(Data about app and page elements)
--*--

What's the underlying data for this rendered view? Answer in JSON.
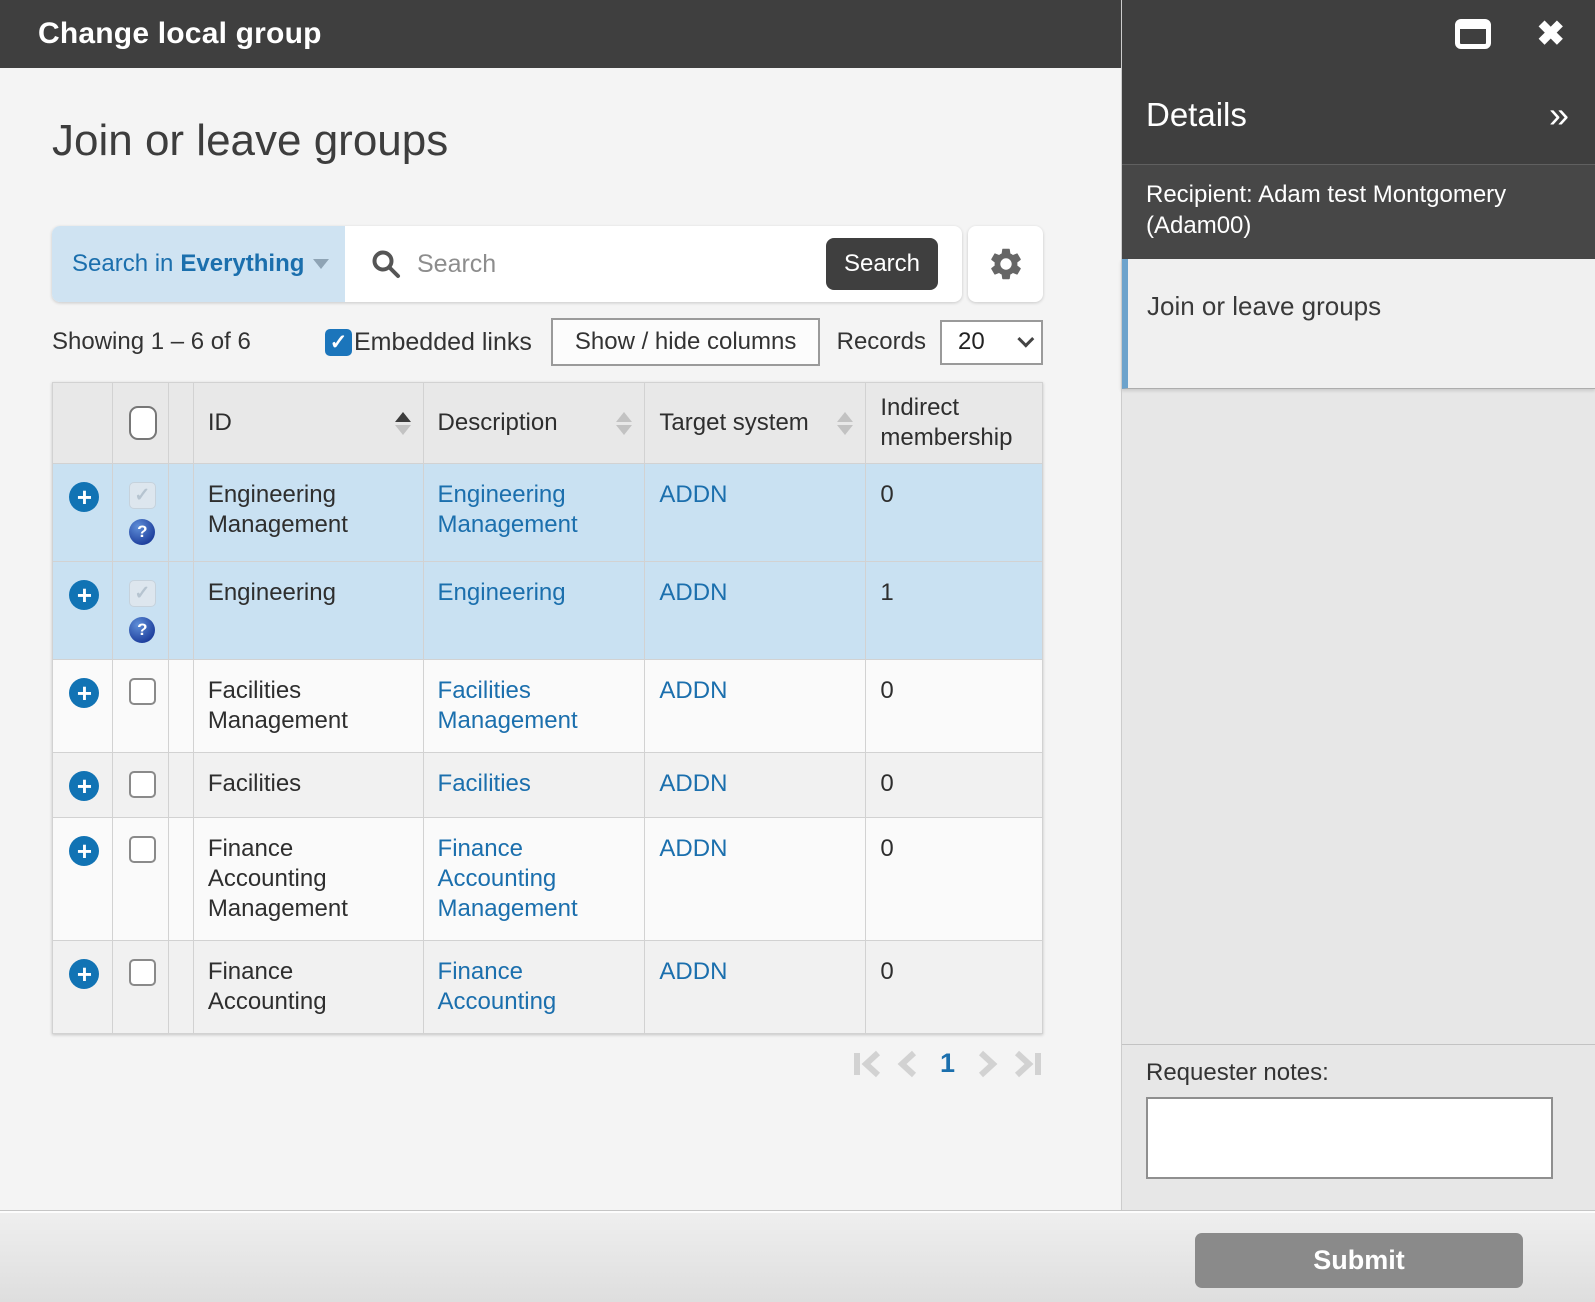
{
  "window": {
    "title": "Change local group"
  },
  "main": {
    "heading": "Join or leave groups",
    "search": {
      "filter_label": "Search in",
      "filter_value": "Everything",
      "placeholder": "Search",
      "button_label": "Search"
    },
    "controls": {
      "showing": "Showing 1 – 6 of 6",
      "embedded_links_label": "Embedded links",
      "embedded_links_checked": true,
      "show_hide_label": "Show / hide columns",
      "records_label": "Records",
      "records_value": "20"
    },
    "table": {
      "columns": [
        "ID",
        "Description",
        "Target system",
        "Indirect membership"
      ],
      "sort": {
        "column": "ID",
        "direction": "ascending"
      },
      "rows": [
        {
          "id": "Engineering Management",
          "description": "Engineering Management",
          "target": "ADDN",
          "indirect": "0",
          "selected": true,
          "indirect_link": false
        },
        {
          "id": "Engineering",
          "description": "Engineering",
          "target": "ADDN",
          "indirect": "1",
          "selected": true,
          "indirect_link": true
        },
        {
          "id": "Facilities Management",
          "description": "Facilities Management",
          "target": "ADDN",
          "indirect": "0",
          "selected": false,
          "indirect_link": false
        },
        {
          "id": "Facilities",
          "description": "Facilities",
          "target": "ADDN",
          "indirect": "0",
          "selected": false,
          "indirect_link": false
        },
        {
          "id": "Finance Accounting Management",
          "description": "Finance Accounting Management",
          "target": "ADDN",
          "indirect": "0",
          "selected": false,
          "indirect_link": false
        },
        {
          "id": "Finance Accounting",
          "description": "Finance Accounting",
          "target": "ADDN",
          "indirect": "0",
          "selected": false,
          "indirect_link": false
        }
      ]
    },
    "pagination": {
      "current_page": "1"
    }
  },
  "details": {
    "title": "Details",
    "recipient": "Recipient: Adam test Montgomery (Adam00)",
    "item_label": "Join or leave groups",
    "requester_notes_label": "Requester notes:",
    "requester_notes_value": "",
    "submit_label": "Submit"
  },
  "icons": {
    "titlebar": [
      "maximize-icon",
      "close-icon"
    ],
    "search": [
      "search-icon",
      "gear-icon"
    ],
    "rows": [
      "plus-circle-icon",
      "question-circle-icon"
    ],
    "pagination": [
      "first-page-icon",
      "prev-page-icon",
      "next-page-icon",
      "last-page-icon"
    ],
    "panel": [
      "double-chevron-right-icon"
    ]
  },
  "colors": {
    "titlebar_bg": "#3f3f3f",
    "accent_blue": "#1b6fad",
    "filter_bg": "#cfe3f2",
    "selected_row_bg": "#c9e1f2",
    "panel_bg": "#e7e7e7",
    "panel_item_border": "#6da3cc",
    "submit_bg": "#8a8a8a",
    "checkbox_blue": "#1b75bb"
  }
}
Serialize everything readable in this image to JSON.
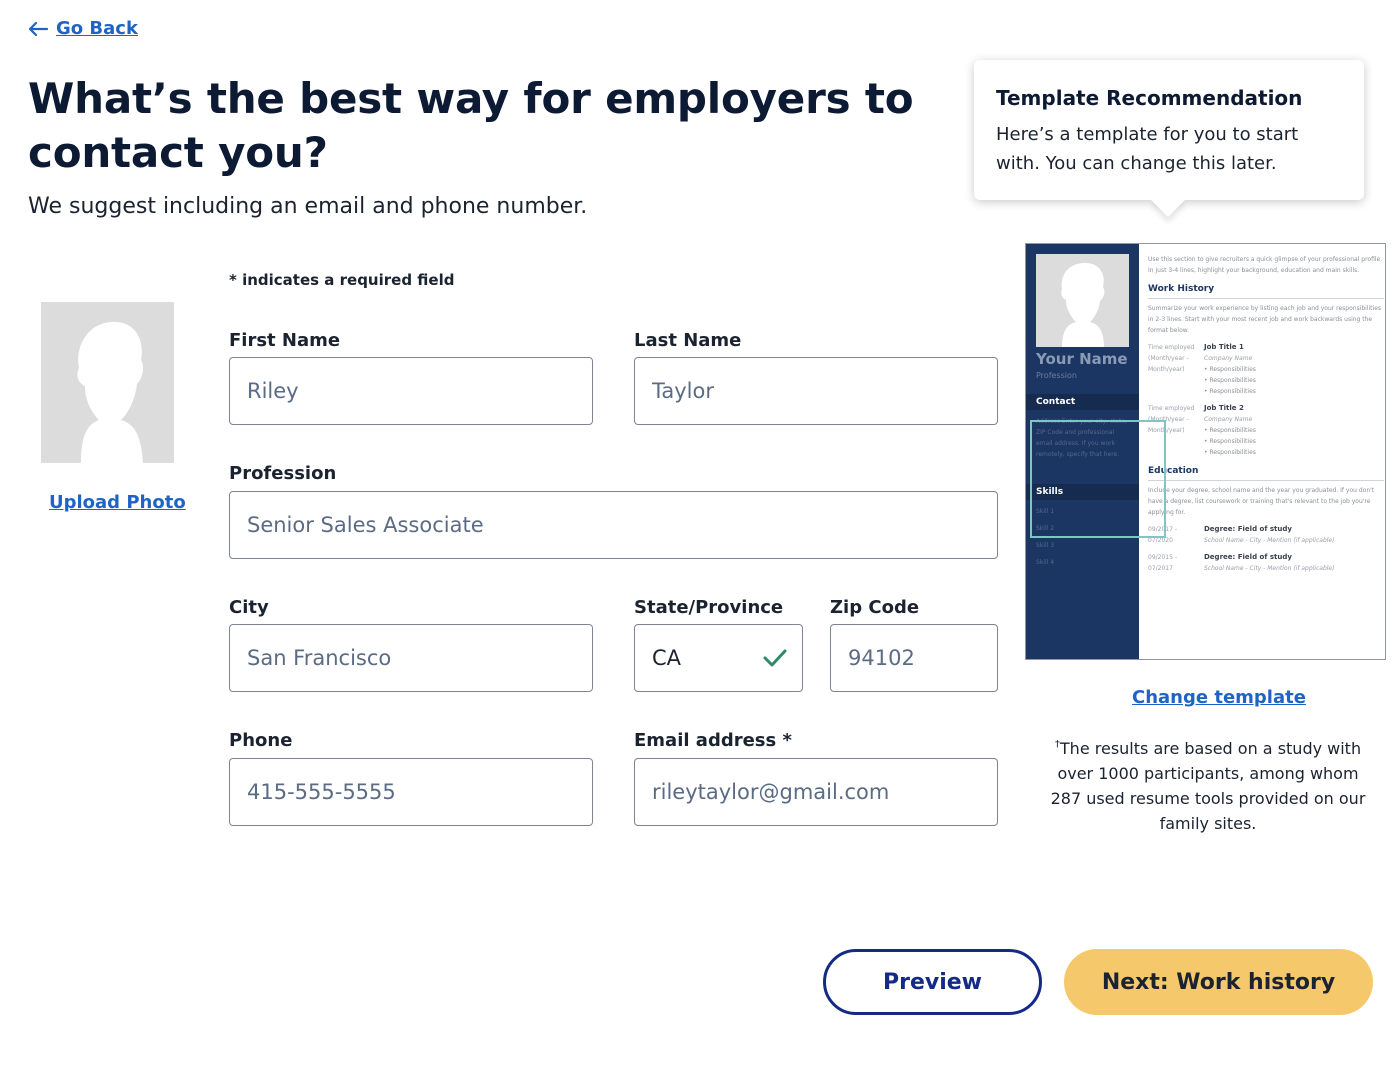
{
  "nav": {
    "back_label": "Go Back"
  },
  "header": {
    "title": "What’s the best way for employers to contact you?",
    "subtitle": "We suggest including an email and phone number."
  },
  "photo": {
    "upload_label": "Upload Photo"
  },
  "form": {
    "required_note": "* indicates a required field",
    "first_name": {
      "label": "First Name",
      "value": "Riley"
    },
    "last_name": {
      "label": "Last Name",
      "value": "Taylor"
    },
    "profession": {
      "label": "Profession",
      "value": "Senior Sales Associate"
    },
    "city": {
      "label": "City",
      "value": "San Francisco"
    },
    "state": {
      "label": "State/Province",
      "value": "CA",
      "valid": true
    },
    "zip": {
      "label": "Zip Code",
      "value": "94102"
    },
    "phone": {
      "label": "Phone",
      "value": "415-555-5555"
    },
    "email": {
      "label": "Email address *",
      "value": "rileytaylor@gmail.com"
    }
  },
  "tooltip": {
    "title": "Template Recommendation",
    "body": "Here’s a template for you to start with. You can change this later."
  },
  "template_preview": {
    "name": "Your Name",
    "profession": "Profession",
    "contact_heading": "Contact",
    "contact_text": "Address Enter your city, state, ZIP Code and professional email address. If you work remotely, specify that here.",
    "skills_heading": "Skills",
    "skills": [
      "Skill 1",
      "Skill 2",
      "Skill 3",
      "Skill 4"
    ],
    "summary": "Use this section to give recruiters a quick glimpse of your professional profile. In just 3-4 lines, highlight your background, education and main skills.",
    "work_heading": "Work History",
    "work_intro": "Summarize your work experience by listing each job and your responsibilities in 2-3 lines. Start with your most recent job and work backwards using the format below.",
    "jobs": [
      {
        "dates": "Time employed (Month/year - Month/year)",
        "title": "Job Title 1",
        "company": "Company Name",
        "bullets": [
          "Responsibilities",
          "Responsibilities",
          "Responsibilities"
        ]
      },
      {
        "dates": "Time employed (Month/year - Month/year)",
        "title": "Job Title 2",
        "company": "Company Name",
        "bullets": [
          "Responsibilities",
          "Responsibilities",
          "Responsibilities"
        ]
      }
    ],
    "education_heading": "Education",
    "education_intro": "Include your degree, school name and the year you graduated. If you don't have a degree, list coursework or training that's relevant to the job you're applying for.",
    "education": [
      {
        "dates": "09/2017 - 07/2020",
        "degree": "Degree: Field of study",
        "school": "School Name - City - Mention (if applicable)"
      },
      {
        "dates": "09/2015 - 07/2017",
        "degree": "Degree: Field of study",
        "school": "School Name - City - Mention (if applicable)"
      }
    ],
    "sidebar_color": "#1b3663"
  },
  "change_template_label": "Change template",
  "footnote": {
    "marker": "†",
    "text": "The results are based on a study with over 1000 participants, among whom 287 used resume tools provided on our family sites."
  },
  "actions": {
    "preview_label": "Preview",
    "next_label": "Next: Work history"
  },
  "colors": {
    "link": "#1f64c4",
    "primary_navy": "#142a86",
    "cta_yellow": "#f5c96b",
    "valid_green": "#2e8b6a"
  }
}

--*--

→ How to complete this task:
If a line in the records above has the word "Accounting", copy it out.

→ Result of this task:
          "id": "Finance Accounting Management",
          "description": "Finance Accounting Management",
          "id": "Finance Accounting",
          "description": "Finance Accounting",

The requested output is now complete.